*ACTION ITEM:*
Filter by the string "image": return the lines of the material that contain it.

*DATA IN THIS EXERCISE:*

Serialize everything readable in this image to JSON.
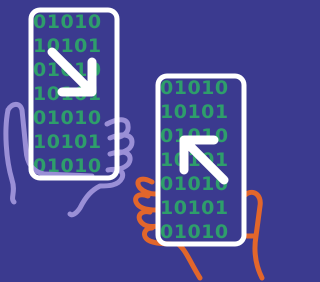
{
  "illustration": {
    "background_color": "#3b3a8f",
    "screen_color": "#3b3a8f",
    "binary_color": "#2e9e6b",
    "outline_color": "#ffffff",
    "left_hand_color": "#9a8fd6",
    "right_hand_color": "#e2662b",
    "left_phone": {
      "arrow": "down-right-arrow-icon",
      "binary_rows": [
        "01010",
        "10101",
        "01010",
        "10101",
        "01010",
        "10101",
        "01010"
      ]
    },
    "right_phone": {
      "arrow": "up-left-arrow-icon",
      "binary_rows": [
        "01010",
        "10101",
        "01010",
        "10101",
        "01010",
        "10101",
        "01010"
      ]
    }
  }
}
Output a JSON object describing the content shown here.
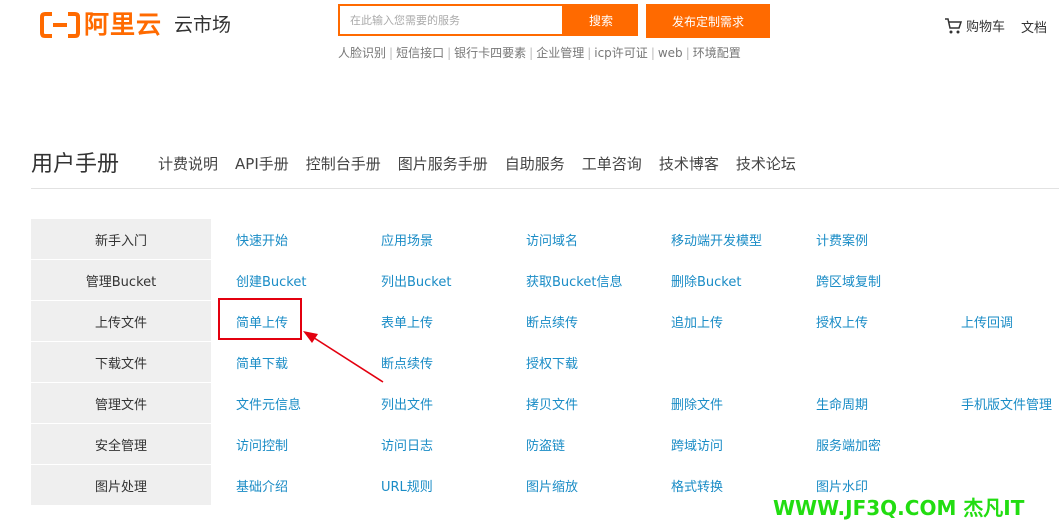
{
  "header": {
    "brand": "阿里云",
    "market": "云市场",
    "search_placeholder": "在此输入您需要的服务",
    "search_button": "搜索",
    "publish_button": "发布定制需求",
    "hot_keywords": [
      "人脸识别",
      "短信接口",
      "银行卡四要素",
      "企业管理",
      "icp许可证",
      "web",
      "环境配置"
    ],
    "cart": "购物车",
    "docs": "文档"
  },
  "manual": {
    "title": "用户手册",
    "nav": [
      "计费说明",
      "API手册",
      "控制台手册",
      "图片服务手册",
      "自助服务",
      "工单咨询",
      "技术博客",
      "技术论坛"
    ]
  },
  "grid": {
    "rows": [
      {
        "header": "新手入门",
        "items": [
          "快速开始",
          "应用场景",
          "访问域名",
          "移动端开发模型",
          "计费案例"
        ]
      },
      {
        "header": "管理Bucket",
        "items": [
          "创建Bucket",
          "列出Bucket",
          "获取Bucket信息",
          "删除Bucket",
          "跨区域复制"
        ]
      },
      {
        "header": "上传文件",
        "items": [
          "简单上传",
          "表单上传",
          "断点续传",
          "追加上传",
          "授权上传",
          "上传回调"
        ]
      },
      {
        "header": "下载文件",
        "items": [
          "简单下载",
          "断点续传",
          "授权下载"
        ]
      },
      {
        "header": "管理文件",
        "items": [
          "文件元信息",
          "列出文件",
          "拷贝文件",
          "删除文件",
          "生命周期",
          "手机版文件管理"
        ]
      },
      {
        "header": "安全管理",
        "items": [
          "访问控制",
          "访问日志",
          "防盗链",
          "跨域访问",
          "服务端加密"
        ]
      },
      {
        "header": "图片处理",
        "items": [
          "基础介绍",
          "URL规则",
          "图片缩放",
          "格式转换",
          "图片水印"
        ]
      }
    ]
  },
  "watermark": "WWW.JF3Q.COM 杰凡IT",
  "colors": {
    "brand_orange": "#ff6a00",
    "link_blue": "#1a8cc6",
    "annotation_red": "#e3000f",
    "watermark_green": "#22dd11"
  }
}
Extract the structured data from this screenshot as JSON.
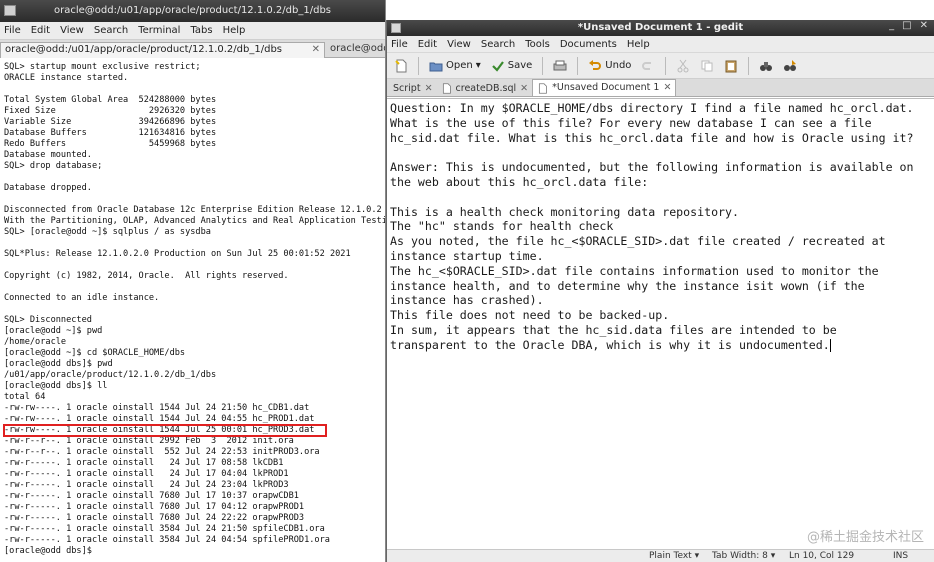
{
  "terminal": {
    "title": "oracle@odd:/u01/app/oracle/product/12.1.0.2/db_1/dbs",
    "menu": [
      "File",
      "Edit",
      "View",
      "Search",
      "Terminal",
      "Tabs",
      "Help"
    ],
    "tabs": [
      {
        "label": "oracle@odd:/u01/app/oracle/product/12.1.0.2/db_1/dbs",
        "close": "✕"
      },
      {
        "label": "oracle@odd:",
        "close": ""
      }
    ],
    "lines": [
      "SQL> startup mount exclusive restrict;",
      "ORACLE instance started.",
      "",
      "Total System Global Area  524288000 bytes",
      "Fixed Size                  2926320 bytes",
      "Variable Size             394266896 bytes",
      "Database Buffers          121634816 bytes",
      "Redo Buffers                5459968 bytes",
      "Database mounted.",
      "SQL> drop database;",
      "",
      "Database dropped.",
      "",
      "Disconnected from Oracle Database 12c Enterprise Edition Release 12.1.0.2",
      "With the Partitioning, OLAP, Advanced Analytics and Real Application Testi",
      "SQL> [oracle@odd ~]$ sqlplus / as sysdba",
      "",
      "SQL*Plus: Release 12.1.0.2.0 Production on Sun Jul 25 00:01:52 2021",
      "",
      "Copyright (c) 1982, 2014, Oracle.  All rights reserved.",
      "",
      "Connected to an idle instance.",
      "",
      "SQL> Disconnected",
      "[oracle@odd ~]$ pwd",
      "/home/oracle",
      "[oracle@odd ~]$ cd $ORACLE_HOME/dbs",
      "[oracle@odd dbs]$ pwd",
      "/u01/app/oracle/product/12.1.0.2/db_1/dbs",
      "[oracle@odd dbs]$ ll",
      "total 64",
      "-rw-rw----. 1 oracle oinstall 1544 Jul 24 21:50 hc_CDB1.dat",
      "-rw-rw----. 1 oracle oinstall 1544 Jul 24 04:55 hc_PROD1.dat",
      "-rw-rw----. 1 oracle oinstall 1544 Jul 25 00:01 hc_PROD3.dat",
      "-rw-r--r--. 1 oracle oinstall 2992 Feb  3  2012 init.ora",
      "-rw-r--r--. 1 oracle oinstall  552 Jul 24 22:53 initPROD3.ora",
      "-rw-r-----. 1 oracle oinstall   24 Jul 17 08:58 lkCDB1",
      "-rw-r-----. 1 oracle oinstall   24 Jul 17 04:04 lkPROD1",
      "-rw-r-----. 1 oracle oinstall   24 Jul 24 23:04 lkPROD3",
      "-rw-r-----. 1 oracle oinstall 7680 Jul 17 10:37 orapwCDB1",
      "-rw-r-----. 1 oracle oinstall 7680 Jul 17 04:12 orapwPROD1",
      "-rw-r-----. 1 oracle oinstall 7680 Jul 24 22:22 orapwPROD3",
      "-rw-r-----. 1 oracle oinstall 3584 Jul 24 21:50 spfileCDB1.ora",
      "-rw-r-----. 1 oracle oinstall 3584 Jul 24 04:54 spfilePROD1.ora",
      "[oracle@odd dbs]$ "
    ],
    "highlight_line": 33
  },
  "gedit": {
    "title": "*Unsaved Document 1 - gedit",
    "window_controls": [
      "_",
      "□",
      "✕"
    ],
    "menu": [
      "File",
      "Edit",
      "View",
      "Search",
      "Tools",
      "Documents",
      "Help"
    ],
    "toolbar": {
      "open": "Open",
      "save": "Save",
      "undo": "Undo"
    },
    "tabs": [
      {
        "label": "Script",
        "close": "✕"
      },
      {
        "label": "createDB.sql",
        "close": "✕"
      },
      {
        "label": "*Unsaved Document 1",
        "close": "✕"
      }
    ],
    "document": "Question: In my $ORACLE_HOME/dbs directory I find a file named hc_orcl.dat.\nWhat is the use of this file? For every new database I can see a file\nhc_sid.dat file. What is this hc_orcl.data file and how is Oracle using it?\n\nAnswer: This is undocumented, but the following information is available on\nthe web about this hc_orcl.data file:\n\nThis is a health check monitoring data repository.\nThe \"hc\" stands for health check\nAs you noted, the file hc_<$ORACLE_SID>.dat file created / recreated at\ninstance startup time.\nThe hc_<$ORACLE_SID>.dat file contains information used to monitor the\ninstance health, and to determine why the instance isit wown (if the\ninstance has crashed).\nThis file does not need to be backed-up.\nIn sum, it appears that the hc_sid.data files are intended to be\ntransparent to the Oracle DBA, which is why it is undocumented.",
    "status": {
      "language": "Plain Text ▾",
      "tab_width": "Tab Width: 8 ▾",
      "position": "Ln 10, Col 129",
      "mode": "INS"
    }
  },
  "watermark": "@稀土掘金技术社区",
  "colors": {
    "highlight": "#e02020",
    "titlebar": "#2b2b2b"
  }
}
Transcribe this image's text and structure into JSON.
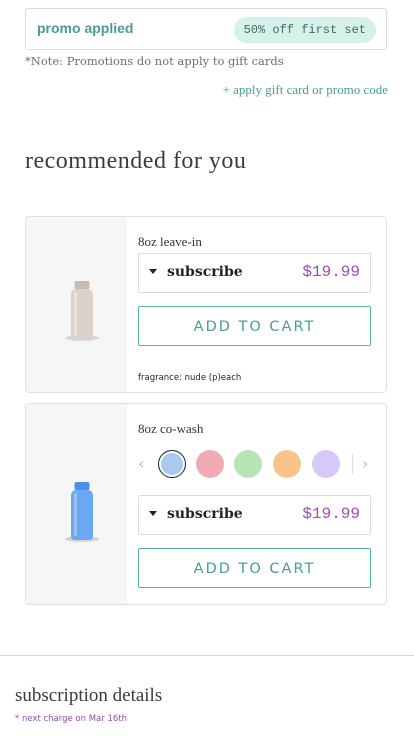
{
  "promo": {
    "label": "promo applied",
    "badge": "50% off first set"
  },
  "note": "*Note: Promotions do not apply to gift cards",
  "gift_link": "+ apply gift card or promo code",
  "recommended": {
    "title": "recommended for you",
    "products": [
      {
        "name": "8oz leave-in",
        "image": "bottle-beige",
        "plan": "subscribe",
        "price": "$19.99",
        "button": "ADD TO CART",
        "fragrance": "fragrance: nude (p)each"
      },
      {
        "name": "8oz co-wash",
        "image": "bottle-blue",
        "swatches": [
          {
            "color": "#a9c9ee",
            "selected": true
          },
          {
            "color": "#f1a9b6",
            "selected": false
          },
          {
            "color": "#b8e3b2",
            "selected": false
          },
          {
            "color": "#f8c489",
            "selected": false
          },
          {
            "color": "#d6c8f8",
            "selected": false
          }
        ],
        "plan": "subscribe",
        "price": "$19.99",
        "button": "ADD TO CART"
      }
    ]
  },
  "subscription": {
    "title": "subscription details",
    "next_charge": "* next charge on Mar 16th"
  },
  "colors": {
    "accent": "#4a9c93",
    "price": "#9a4fb4",
    "badge_bg": "#d6f0ea"
  }
}
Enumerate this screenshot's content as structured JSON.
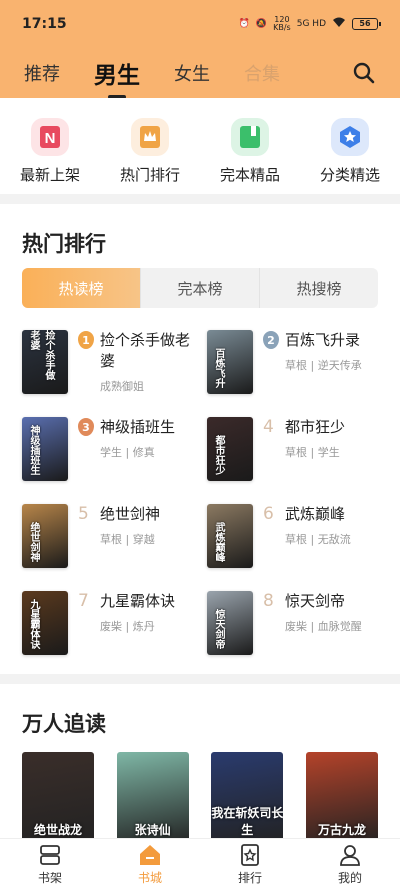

*RESPONSE FOR THIS EXERCISE:*
Serialize everything readable in this image to JSON.
Transcribe this image's text and structure into JSON.
        "image": "bottle-beige",
        "image": "bottle-blue",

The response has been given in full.